## [Material for this task]
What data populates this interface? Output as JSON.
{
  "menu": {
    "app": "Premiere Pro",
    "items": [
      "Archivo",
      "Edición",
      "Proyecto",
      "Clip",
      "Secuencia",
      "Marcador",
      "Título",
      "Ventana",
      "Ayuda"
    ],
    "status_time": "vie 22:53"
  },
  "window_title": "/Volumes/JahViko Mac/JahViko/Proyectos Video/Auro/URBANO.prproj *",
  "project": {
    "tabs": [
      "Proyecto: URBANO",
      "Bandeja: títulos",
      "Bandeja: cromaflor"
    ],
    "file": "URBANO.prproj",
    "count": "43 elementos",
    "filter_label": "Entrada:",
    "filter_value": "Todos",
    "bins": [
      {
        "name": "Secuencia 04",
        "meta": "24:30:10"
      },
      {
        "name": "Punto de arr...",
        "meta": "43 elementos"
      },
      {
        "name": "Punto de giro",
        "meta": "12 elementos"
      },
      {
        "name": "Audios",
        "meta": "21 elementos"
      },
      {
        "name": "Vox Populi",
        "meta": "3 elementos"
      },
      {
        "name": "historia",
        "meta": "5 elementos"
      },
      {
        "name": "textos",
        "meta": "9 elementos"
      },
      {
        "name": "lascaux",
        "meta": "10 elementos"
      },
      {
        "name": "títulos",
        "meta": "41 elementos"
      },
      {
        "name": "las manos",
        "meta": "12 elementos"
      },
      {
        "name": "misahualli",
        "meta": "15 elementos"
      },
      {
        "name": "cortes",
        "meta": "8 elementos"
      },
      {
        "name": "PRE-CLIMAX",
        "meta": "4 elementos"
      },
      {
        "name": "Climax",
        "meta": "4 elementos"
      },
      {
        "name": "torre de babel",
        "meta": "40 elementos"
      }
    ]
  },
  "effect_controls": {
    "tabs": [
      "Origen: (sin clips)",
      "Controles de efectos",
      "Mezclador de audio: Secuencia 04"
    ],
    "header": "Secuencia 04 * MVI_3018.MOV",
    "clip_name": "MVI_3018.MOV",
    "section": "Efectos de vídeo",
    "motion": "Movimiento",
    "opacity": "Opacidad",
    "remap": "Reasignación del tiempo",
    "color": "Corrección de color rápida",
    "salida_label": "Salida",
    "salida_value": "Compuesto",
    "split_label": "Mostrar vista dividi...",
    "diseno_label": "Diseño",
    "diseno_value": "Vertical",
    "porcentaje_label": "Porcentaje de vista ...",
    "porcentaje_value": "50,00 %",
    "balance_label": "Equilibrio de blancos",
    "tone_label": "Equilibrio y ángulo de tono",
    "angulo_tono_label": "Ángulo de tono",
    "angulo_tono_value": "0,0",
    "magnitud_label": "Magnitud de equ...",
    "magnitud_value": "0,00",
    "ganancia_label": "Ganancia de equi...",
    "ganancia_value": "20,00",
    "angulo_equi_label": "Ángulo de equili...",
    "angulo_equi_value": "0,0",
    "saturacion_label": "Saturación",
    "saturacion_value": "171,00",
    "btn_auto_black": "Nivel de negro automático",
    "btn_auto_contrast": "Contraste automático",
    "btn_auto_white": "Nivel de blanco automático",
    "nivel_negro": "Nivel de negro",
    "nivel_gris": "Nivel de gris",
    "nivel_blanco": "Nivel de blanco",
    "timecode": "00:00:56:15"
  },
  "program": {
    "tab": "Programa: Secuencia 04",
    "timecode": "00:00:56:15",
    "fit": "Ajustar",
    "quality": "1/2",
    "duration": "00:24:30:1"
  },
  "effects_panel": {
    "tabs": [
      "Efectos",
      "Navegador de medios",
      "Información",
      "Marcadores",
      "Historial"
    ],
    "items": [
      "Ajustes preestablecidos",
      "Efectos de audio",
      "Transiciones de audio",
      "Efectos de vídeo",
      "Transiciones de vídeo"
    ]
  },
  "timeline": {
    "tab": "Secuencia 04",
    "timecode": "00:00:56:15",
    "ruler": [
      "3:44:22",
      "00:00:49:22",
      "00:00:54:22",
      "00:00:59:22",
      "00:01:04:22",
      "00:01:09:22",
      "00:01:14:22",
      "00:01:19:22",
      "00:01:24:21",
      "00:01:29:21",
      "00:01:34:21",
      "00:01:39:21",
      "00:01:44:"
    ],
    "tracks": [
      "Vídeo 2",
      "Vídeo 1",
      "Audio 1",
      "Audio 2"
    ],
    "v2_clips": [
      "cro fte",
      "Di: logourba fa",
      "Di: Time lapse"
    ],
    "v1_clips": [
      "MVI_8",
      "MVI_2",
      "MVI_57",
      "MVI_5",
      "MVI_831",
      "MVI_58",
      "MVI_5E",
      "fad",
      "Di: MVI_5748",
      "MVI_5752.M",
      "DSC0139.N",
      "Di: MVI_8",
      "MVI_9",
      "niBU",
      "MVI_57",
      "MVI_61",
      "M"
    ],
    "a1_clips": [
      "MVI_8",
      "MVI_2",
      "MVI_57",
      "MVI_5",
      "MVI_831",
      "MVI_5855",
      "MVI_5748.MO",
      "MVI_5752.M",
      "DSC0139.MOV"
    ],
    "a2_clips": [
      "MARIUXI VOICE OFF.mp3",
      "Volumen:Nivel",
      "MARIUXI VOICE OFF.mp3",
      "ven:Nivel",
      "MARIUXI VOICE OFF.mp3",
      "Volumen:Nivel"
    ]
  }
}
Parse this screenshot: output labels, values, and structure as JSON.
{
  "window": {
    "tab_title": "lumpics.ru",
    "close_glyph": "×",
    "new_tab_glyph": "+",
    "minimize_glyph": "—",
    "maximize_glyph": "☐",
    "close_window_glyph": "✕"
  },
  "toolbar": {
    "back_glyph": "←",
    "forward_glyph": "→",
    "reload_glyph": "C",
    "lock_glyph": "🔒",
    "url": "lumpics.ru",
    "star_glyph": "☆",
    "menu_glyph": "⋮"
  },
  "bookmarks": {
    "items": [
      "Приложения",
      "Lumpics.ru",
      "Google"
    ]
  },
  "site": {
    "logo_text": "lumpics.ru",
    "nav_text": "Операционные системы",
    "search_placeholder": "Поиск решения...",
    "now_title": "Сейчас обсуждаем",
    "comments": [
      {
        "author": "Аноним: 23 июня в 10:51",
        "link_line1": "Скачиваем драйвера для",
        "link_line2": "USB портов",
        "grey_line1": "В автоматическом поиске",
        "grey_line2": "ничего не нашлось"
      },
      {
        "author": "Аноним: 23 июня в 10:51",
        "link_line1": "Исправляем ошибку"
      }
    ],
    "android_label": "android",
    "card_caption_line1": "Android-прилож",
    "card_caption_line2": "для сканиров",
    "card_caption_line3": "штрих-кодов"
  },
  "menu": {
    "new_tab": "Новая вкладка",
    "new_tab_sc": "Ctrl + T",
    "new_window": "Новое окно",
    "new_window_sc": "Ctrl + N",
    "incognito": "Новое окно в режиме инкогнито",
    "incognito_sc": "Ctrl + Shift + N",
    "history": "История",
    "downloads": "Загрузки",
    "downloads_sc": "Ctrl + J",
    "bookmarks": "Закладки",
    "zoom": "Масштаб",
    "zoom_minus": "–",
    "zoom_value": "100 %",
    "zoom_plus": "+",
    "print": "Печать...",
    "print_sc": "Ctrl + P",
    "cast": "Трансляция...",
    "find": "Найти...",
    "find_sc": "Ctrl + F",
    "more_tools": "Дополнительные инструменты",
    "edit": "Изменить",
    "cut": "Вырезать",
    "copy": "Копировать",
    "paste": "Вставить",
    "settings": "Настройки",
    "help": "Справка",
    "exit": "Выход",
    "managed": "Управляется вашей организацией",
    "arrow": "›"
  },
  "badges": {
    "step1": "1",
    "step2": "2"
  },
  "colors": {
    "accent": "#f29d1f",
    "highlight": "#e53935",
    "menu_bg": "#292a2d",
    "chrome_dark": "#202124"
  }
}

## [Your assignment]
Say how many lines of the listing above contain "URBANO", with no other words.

## [Response box]
3